The case did not draw much attention in the local press, perhaps because it wasn’t a particularly gruesome incident that could have ‘shock value’. However, the facts are unsettling. The 12 year old girl, from an impoverished family, and an orphan, it is reported, is mentally challenged, and a local boy tool advantage of her. She apparently wasn’t aware of anything, until her stomach started to show, and when an unsuspecting relative took her to a local hospital for a check up it was discovered that she was pregnant. Childline Samastipur and the local Child welfare committee were proactive, and not only did they ensure that the girl received good treatment and that she and the baby actually survived the caesarian operation, they have also brought the girl and her baby to a place of safety within Patna. A local court, however, has granted the alleged perpetrator bail, and thus the fellow is still at large. However, thanks to the doggedness of Childline and the Child welfare Committee, a DNA test will soon bring to light who the father of the child is, and thus, justice will take its own course. The girl’s family has already been earmarked for a Rs 3 lakh government compensation.
The programme consisted of songs (some beautifully rendered by the amateur singers from the colleges), and speeches (actually platitudes and the usual desultory noises), while the participants sweltered in the humid August evening.
The message that the event sought to convey, however, was that civil society at large should be more sensitive to these cases of child-molestation and rape and should feel sufficiently outraged. It is an important message. However, Patna largely ignored it. And that is the tragedy.
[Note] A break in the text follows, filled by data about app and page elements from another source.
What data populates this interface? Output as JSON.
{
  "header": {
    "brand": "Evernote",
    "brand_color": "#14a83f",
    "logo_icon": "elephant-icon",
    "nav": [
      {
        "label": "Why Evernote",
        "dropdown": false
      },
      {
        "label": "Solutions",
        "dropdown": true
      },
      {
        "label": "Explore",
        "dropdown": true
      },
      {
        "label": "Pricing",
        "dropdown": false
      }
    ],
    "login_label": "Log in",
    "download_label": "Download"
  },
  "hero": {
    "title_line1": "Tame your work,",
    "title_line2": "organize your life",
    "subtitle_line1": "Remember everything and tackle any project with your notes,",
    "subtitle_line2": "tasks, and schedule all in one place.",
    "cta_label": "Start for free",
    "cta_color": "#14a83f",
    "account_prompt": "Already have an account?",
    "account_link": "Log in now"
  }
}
Unfortunately, the event lacked proper finesse and planning. It appeared more like a hastily put together PR exercise. There was talk of a memorandum being sent to the Governor, but isn’t this an exercise in futility? The CWC and Childline are already working on the legal angle. A source has said that the appeal was to transfer the rape survivor and her baby to a better facility than the government run ‘remand home’ that she is currently put up in.
For an event being organized by two Jesuit colleges, one would have expected a much bigger turnout, with leading women’s organisations and NGOs, as well as public figures known for their support to be there. Where were stalwarts like Sudha Verghese, Daisy Narain, Sister Sujitha, members of PUCL, and other women’s groups? Did the organisers invite the internationally known child campaigners such as Sanat Sinha of Bal Sakha, or MLAs and prominent people like Dr Diwakar Tejaswi, Kiran Ghai, and others would have been only too happy to give their support?
Could not St Xavier’s have drummed up more support and made this a truly important civic event? Held this event a week later on a grander scale? It is not clear why the twin St Xavier’s Colleges, who share a campus and a dynamic Principal held this half-baked and hasty candlelight procession which really wasn’t a procession. The programme ended with a whimper, with the participants holding their candles briefly along the sidewalk in front of St Xavier’s School. It was too dark for the whizzing traffic to take note of their placards anyway!
A telling comment was overheard: surely the two organizing colleges had more than 300 students!
Such a lot of effort the students have put in, and undoubtedly the professors and Principal as well. We only wish that the energy could have been better directed, that some more time and thought had gone into the planning and presentation.
If the St Xavier’s Colleges are to achieve the iconic stature they aspire to, then they must avoid knee-jerk, shabby PR gimmicks, which is a trap they appear to have fallen into. The public expects more of a Jesuit run St Xavier’s College than having ‘flex parades’.
The question remains: was the ‘Akeli’ protest, just a candle in the wind?